### WHAT THIS TASK INVOLVES
The records that follow are to be reproduced verbatim.

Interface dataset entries
- Opening Delimiter -

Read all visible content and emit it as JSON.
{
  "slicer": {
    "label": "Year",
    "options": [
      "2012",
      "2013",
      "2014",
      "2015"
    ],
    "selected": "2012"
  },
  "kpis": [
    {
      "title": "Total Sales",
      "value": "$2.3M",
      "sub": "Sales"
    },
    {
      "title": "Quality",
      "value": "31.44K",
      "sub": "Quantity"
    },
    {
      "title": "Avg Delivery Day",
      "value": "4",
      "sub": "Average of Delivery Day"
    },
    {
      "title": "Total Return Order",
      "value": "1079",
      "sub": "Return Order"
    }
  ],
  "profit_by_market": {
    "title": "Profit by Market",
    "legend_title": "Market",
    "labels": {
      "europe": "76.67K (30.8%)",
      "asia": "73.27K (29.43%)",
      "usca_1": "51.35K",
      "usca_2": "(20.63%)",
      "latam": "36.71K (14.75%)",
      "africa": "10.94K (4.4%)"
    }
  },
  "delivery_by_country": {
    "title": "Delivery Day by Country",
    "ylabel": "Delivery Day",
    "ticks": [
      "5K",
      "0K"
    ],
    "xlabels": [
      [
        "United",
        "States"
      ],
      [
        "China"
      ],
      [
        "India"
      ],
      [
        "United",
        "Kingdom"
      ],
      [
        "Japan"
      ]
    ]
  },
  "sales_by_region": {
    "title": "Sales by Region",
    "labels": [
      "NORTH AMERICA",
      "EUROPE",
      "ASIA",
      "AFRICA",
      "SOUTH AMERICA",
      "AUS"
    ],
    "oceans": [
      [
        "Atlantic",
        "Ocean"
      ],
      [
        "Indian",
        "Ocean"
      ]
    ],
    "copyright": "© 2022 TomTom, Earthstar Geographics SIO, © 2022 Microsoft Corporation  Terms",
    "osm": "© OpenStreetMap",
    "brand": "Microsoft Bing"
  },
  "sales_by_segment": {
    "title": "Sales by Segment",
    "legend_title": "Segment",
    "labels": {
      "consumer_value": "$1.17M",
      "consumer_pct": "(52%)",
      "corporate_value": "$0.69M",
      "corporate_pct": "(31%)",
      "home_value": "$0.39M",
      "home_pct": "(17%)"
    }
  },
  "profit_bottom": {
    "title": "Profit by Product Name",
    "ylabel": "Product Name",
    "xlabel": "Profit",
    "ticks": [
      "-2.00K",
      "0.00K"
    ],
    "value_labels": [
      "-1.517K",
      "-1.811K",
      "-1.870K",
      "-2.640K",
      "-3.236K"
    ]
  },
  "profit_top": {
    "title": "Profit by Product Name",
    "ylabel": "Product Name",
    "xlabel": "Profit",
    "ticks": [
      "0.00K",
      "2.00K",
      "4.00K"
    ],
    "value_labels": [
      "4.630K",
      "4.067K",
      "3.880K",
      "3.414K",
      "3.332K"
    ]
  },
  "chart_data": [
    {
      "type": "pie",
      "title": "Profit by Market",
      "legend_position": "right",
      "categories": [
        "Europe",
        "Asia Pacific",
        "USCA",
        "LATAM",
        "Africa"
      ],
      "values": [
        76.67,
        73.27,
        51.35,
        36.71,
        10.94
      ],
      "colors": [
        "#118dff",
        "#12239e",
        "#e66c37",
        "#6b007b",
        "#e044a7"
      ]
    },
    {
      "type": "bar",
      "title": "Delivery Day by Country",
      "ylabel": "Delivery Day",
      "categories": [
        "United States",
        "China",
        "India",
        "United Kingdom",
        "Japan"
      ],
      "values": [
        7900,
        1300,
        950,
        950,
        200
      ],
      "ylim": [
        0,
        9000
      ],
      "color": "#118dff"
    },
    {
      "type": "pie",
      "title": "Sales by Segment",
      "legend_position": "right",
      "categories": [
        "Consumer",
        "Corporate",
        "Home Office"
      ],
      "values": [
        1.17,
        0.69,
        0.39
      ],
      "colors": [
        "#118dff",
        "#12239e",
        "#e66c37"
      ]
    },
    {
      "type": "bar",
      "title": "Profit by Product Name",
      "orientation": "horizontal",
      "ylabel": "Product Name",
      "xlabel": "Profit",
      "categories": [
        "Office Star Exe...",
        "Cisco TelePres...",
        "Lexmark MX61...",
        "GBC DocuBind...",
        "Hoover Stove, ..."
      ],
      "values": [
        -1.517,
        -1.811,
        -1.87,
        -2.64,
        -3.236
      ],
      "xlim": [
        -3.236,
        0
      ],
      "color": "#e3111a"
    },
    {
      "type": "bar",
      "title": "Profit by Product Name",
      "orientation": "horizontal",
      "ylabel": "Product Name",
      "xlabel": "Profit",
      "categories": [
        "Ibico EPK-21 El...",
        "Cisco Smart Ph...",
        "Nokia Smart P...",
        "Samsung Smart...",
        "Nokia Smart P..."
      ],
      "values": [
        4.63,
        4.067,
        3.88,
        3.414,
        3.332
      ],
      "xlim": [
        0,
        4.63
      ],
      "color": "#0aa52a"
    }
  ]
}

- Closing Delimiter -

### RESPONSE BOX
Read all visible content and emit it as JSON.
{
  "slicer": {
    "label": "Year",
    "options": [
      "2012",
      "2013",
      "2014",
      "2015"
    ],
    "selected": "2012"
  },
  "kpis": [
    {
      "title": "Total Sales",
      "value": "$2.3M",
      "sub": "Sales"
    },
    {
      "title": "Quality",
      "value": "31.44K",
      "sub": "Quantity"
    },
    {
      "title": "Avg Delivery Day",
      "value": "4",
      "sub": "Average of Delivery Day"
    },
    {
      "title": "Total Return Order",
      "value": "1079",
      "sub": "Return Order"
    }
  ],
  "profit_by_market": {
    "title": "Profit by Market",
    "legend_title": "Market",
    "labels": {
      "europe": "76.67K (30.8%)",
      "asia": "73.27K (29.43%)",
      "usca_1": "51.35K",
      "usca_2": "(20.63%)",
      "latam": "36.71K (14.75%)",
      "africa": "10.94K (4.4%)"
    }
  },
  "delivery_by_country": {
    "title": "Delivery Day by Country",
    "ylabel": "Delivery Day",
    "ticks": [
      "5K",
      "0K"
    ],
    "xlabels": [
      [
        "United",
        "States"
      ],
      [
        "China"
      ],
      [
        "India"
      ],
      [
        "United",
        "Kingdom"
      ],
      [
        "Japan"
      ]
    ]
  },
  "sales_by_region": {
    "title": "Sales by Region",
    "labels": [
      "NORTH AMERICA",
      "EUROPE",
      "ASIA",
      "AFRICA",
      "SOUTH AMERICA",
      "AUS"
    ],
    "oceans": [
      [
        "Atlantic",
        "Ocean"
      ],
      [
        "Indian",
        "Ocean"
      ]
    ],
    "copyright": "© 2022 TomTom, Earthstar Geographics SIO, © 2022 Microsoft Corporation  Terms",
    "osm": "© OpenStreetMap",
    "brand": "Microsoft Bing"
  },
  "sales_by_segment": {
    "title": "Sales by Segment",
    "legend_title": "Segment",
    "labels": {
      "consumer_value": "$1.17M",
      "consumer_pct": "(52%)",
      "corporate_value": "$0.69M",
      "corporate_pct": "(31%)",
      "home_value": "$0.39M",
      "home_pct": "(17%)"
    }
  },
  "profit_bottom": {
    "title": "Profit by Product Name",
    "ylabel": "Product Name",
    "xlabel": "Profit",
    "ticks": [
      "-2.00K",
      "0.00K"
    ],
    "value_labels": [
      "-1.517K",
      "-1.811K",
      "-1.870K",
      "-2.640K",
      "-3.236K"
    ]
  },
  "profit_top": {
    "title": "Profit by Product Name",
    "ylabel": "Product Name",
    "xlabel": "Profit",
    "ticks": [
      "0.00K",
      "2.00K",
      "4.00K"
    ],
    "value_labels": [
      "4.630K",
      "4.067K",
      "3.880K",
      "3.414K",
      "3.332K"
    ]
  },
  "chart_data": [
    {
      "type": "pie",
      "title": "Profit by Market",
      "legend_position": "right",
      "categories": [
        "Europe",
        "Asia Pacific",
        "USCA",
        "LATAM",
        "Africa"
      ],
      "values": [
        76.67,
        73.27,
        51.35,
        36.71,
        10.94
      ],
      "colors": [
        "#118dff",
        "#12239e",
        "#e66c37",
        "#6b007b",
        "#e044a7"
      ]
    },
    {
      "type": "bar",
      "title": "Delivery Day by Country",
      "ylabel": "Delivery Day",
      "categories": [
        "United States",
        "China",
        "India",
        "United Kingdom",
        "Japan"
      ],
      "values": [
        7900,
        1300,
        950,
        950,
        200
      ],
      "ylim": [
        0,
        9000
      ],
      "color": "#118dff"
    },
    {
      "type": "pie",
      "title": "Sales by Segment",
      "legend_position": "right",
      "categories": [
        "Consumer",
        "Corporate",
        "Home Office"
      ],
      "values": [
        1.17,
        0.69,
        0.39
      ],
      "colors": [
        "#118dff",
        "#12239e",
        "#e66c37"
      ]
    },
    {
      "type": "bar",
      "title": "Profit by Product Name",
      "orientation": "horizontal",
      "ylabel": "Product Name",
      "xlabel": "Profit",
      "categories": [
        "Office Star Exe...",
        "Cisco TelePres...",
        "Lexmark MX61...",
        "GBC DocuBind...",
        "Hoover Stove, ..."
      ],
      "values": [
        -1.517,
        -1.811,
        -1.87,
        -2.64,
        -3.236
      ],
      "xlim": [
        -3.236,
        0
      ],
      "color": "#e3111a"
    },
    {
      "type": "bar",
      "title": "Profit by Product Name",
      "orientation": "horizontal",
      "ylabel": "Product Name",
      "xlabel": "Profit",
      "categories": [
        "Ibico EPK-21 El...",
        "Cisco Smart Ph...",
        "Nokia Smart P...",
        "Samsung Smart...",
        "Nokia Smart P..."
      ],
      "values": [
        4.63,
        4.067,
        3.88,
        3.414,
        3.332
      ],
      "xlim": [
        0,
        4.63
      ],
      "color": "#0aa52a"
    }
  ]
}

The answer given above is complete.